My short essay Gamification is Bullshit was a very widely read provocation, but it was never meant to be a complex argument. I’ve finally written a longer, more detailed version of that argument in an article titled “Why Gamification Is Bullshit.” It will appear in Steffen P. Walz and Sebastian Deterding’s forthcoming collection The Gameful World: Approaches, Issues, Applications, to be published by MIT Press later this year.
But I have to admit, I’ve been anxious making all of you wait for it. So I thought I’d post occasional excerpts. Here’s one:
Given the long tradition of business intelligence in the enterprise, why might gamification proponents not connect their efforts to such historical examples in order to make their products and services more palatable and appealing? Partly because nobody wants to talk about OLAP and data mining, partly because selling IT solutions is far more complex than selling marketing, sales, and human resources solutions, and perhaps even partly because the gamification community just doesn’t know about that part of industrial history.

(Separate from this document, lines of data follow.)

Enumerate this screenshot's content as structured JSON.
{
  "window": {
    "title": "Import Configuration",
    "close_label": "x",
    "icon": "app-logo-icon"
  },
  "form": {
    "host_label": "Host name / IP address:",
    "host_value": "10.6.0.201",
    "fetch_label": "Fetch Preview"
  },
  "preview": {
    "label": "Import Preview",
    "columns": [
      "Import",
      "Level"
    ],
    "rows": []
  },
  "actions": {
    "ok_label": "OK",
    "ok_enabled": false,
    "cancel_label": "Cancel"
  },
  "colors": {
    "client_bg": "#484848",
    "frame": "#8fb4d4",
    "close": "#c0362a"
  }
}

But most of all: the uncertainty and opportunity presented by a flood of young (and therefore inexpensive) millennials coming of age and looking for work, and the weird and incomprehensible appeal of games among that population (particularly in the minds of older managers and executives) combine to make a game-based solution seem both sexier and more relevant to today’s business goals. Among those goals: corporate middle- and upper-managers who have to make themselves and their divisions appear creative and winsome while also keeping up with competitors by ticking the latest trend boxes without giving in to the ennui of meaningless corporatism. No executive wants to attend a conference on “new approaches to business intelligence through smart dashboards.” By comparison, a conference on gamification sounds like a trip to Disneyland.